### What you have to do:
Find all lines with the word "Align" in the material, then copy them.

### Listed entries:
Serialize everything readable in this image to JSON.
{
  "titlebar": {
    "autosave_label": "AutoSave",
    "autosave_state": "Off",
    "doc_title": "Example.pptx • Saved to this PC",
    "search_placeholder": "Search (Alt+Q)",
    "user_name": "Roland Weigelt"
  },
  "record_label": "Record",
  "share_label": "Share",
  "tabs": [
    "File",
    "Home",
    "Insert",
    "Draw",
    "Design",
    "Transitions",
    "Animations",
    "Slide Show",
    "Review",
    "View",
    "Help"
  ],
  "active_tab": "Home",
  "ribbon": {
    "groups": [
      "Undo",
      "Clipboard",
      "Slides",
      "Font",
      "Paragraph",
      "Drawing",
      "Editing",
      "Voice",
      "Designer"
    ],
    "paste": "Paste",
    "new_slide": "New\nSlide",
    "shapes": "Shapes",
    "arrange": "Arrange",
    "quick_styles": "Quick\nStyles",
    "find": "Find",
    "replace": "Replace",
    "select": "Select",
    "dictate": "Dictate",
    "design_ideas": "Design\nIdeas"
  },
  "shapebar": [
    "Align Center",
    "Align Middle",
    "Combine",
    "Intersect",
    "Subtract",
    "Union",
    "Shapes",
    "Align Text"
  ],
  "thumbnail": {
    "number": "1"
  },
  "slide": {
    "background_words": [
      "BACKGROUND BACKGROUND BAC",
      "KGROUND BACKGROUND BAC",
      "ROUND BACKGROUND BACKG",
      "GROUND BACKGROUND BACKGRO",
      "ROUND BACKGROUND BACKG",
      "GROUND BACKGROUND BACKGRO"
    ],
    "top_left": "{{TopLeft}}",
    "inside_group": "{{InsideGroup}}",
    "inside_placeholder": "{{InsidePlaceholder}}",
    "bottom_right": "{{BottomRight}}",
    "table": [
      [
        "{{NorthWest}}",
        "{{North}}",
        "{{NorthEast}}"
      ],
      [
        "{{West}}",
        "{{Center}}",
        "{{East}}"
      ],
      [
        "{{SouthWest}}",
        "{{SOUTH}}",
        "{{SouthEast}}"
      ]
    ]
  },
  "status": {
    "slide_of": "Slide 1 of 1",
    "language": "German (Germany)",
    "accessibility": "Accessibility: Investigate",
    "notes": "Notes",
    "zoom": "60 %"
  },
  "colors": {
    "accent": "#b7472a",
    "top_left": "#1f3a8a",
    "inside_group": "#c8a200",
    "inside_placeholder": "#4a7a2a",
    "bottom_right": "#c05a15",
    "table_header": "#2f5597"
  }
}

### Problem solution:
    "Align Center",
    "Align Middle",
    "Align Text"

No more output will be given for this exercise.